--- Data for this exercise Enclosed Below ---
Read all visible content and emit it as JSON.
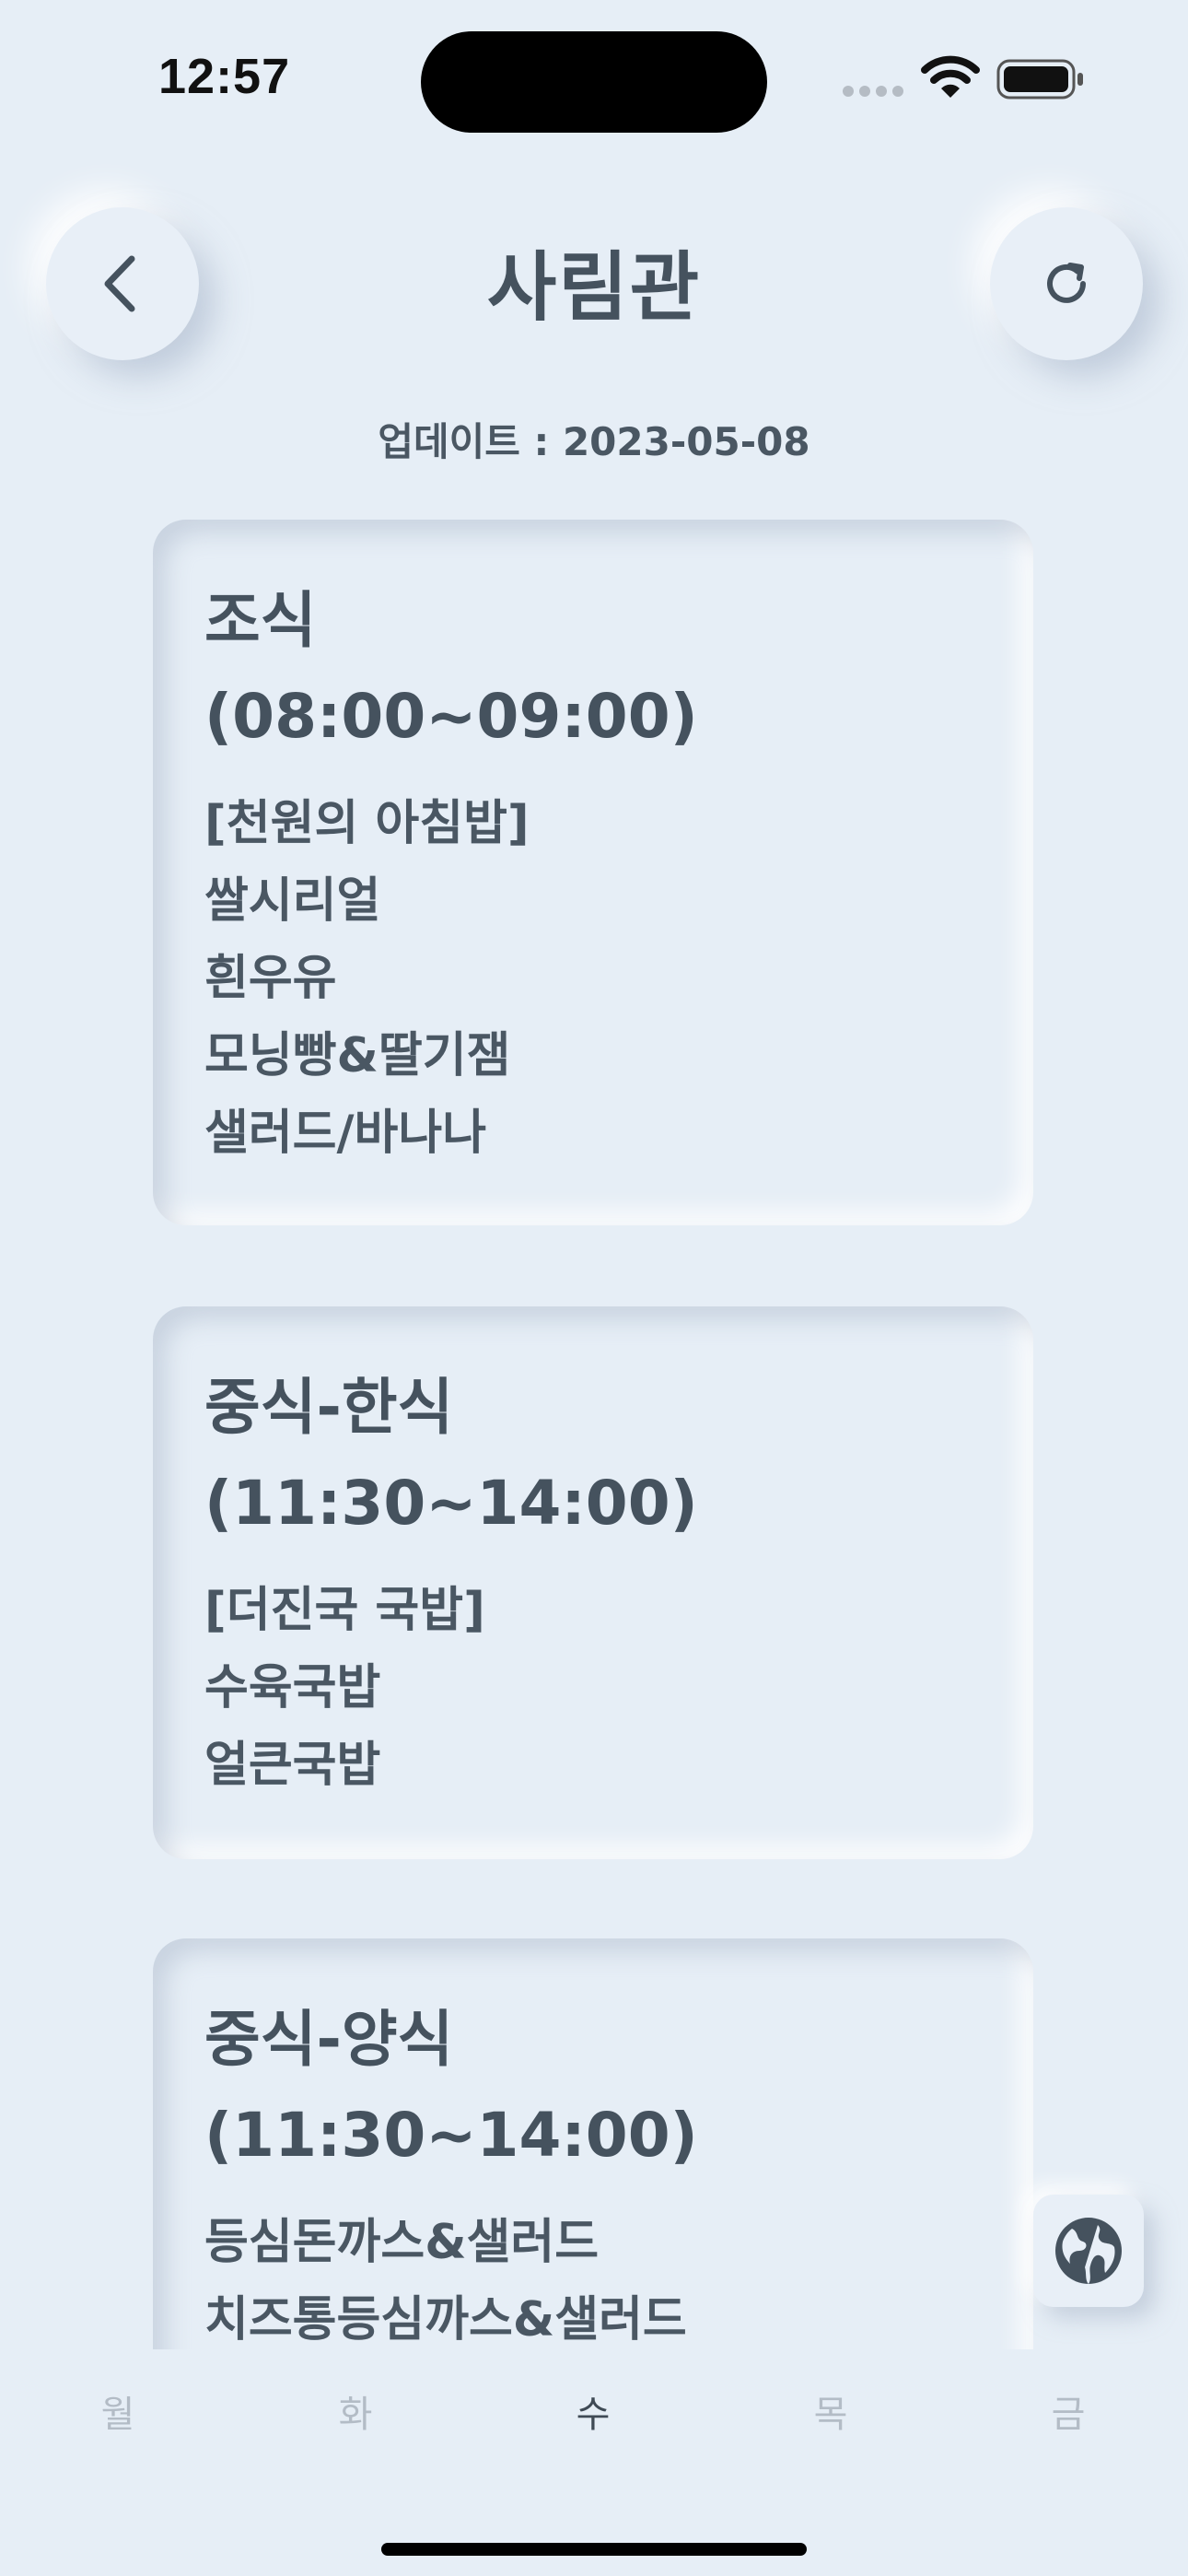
{
  "status_bar": {
    "time": "12:57"
  },
  "header": {
    "title": "사림관",
    "back_icon": "chevron-left-icon",
    "refresh_icon": "refresh-icon"
  },
  "update": {
    "text": "업데이트 : 2023-05-08"
  },
  "meals": [
    {
      "title": "조식",
      "time": "(08:00~09:00)",
      "items": [
        "[천원의 아침밥]",
        "쌀시리얼",
        "흰우유",
        "모닝빵&딸기잼",
        "샐러드/바나나"
      ]
    },
    {
      "title": "중식-한식",
      "time": "(11:30~14:00)",
      "items": [
        "[더진국 국밥]",
        "수육국밥",
        "얼큰국밥"
      ]
    },
    {
      "title": "중식-양식",
      "time": "(11:30~14:00)",
      "items": [
        "등심돈까스&샐러드",
        "치즈통등심까스&샐러드"
      ]
    }
  ],
  "floating": {
    "icon": "globe-icon"
  },
  "day_tabs": [
    {
      "label": "월",
      "active": false
    },
    {
      "label": "화",
      "active": false
    },
    {
      "label": "수",
      "active": true
    },
    {
      "label": "목",
      "active": false
    },
    {
      "label": "금",
      "active": false
    }
  ],
  "colors": {
    "background": "#e6eef6",
    "text": "#45525e",
    "inactive_tab": "#b3bcc6"
  }
}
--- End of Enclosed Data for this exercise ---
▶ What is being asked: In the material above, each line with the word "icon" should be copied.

▶ Solution to this problem:
    "back_icon": "chevron-left-icon",
    "refresh_icon": "refresh-icon"
    "icon": "globe-icon"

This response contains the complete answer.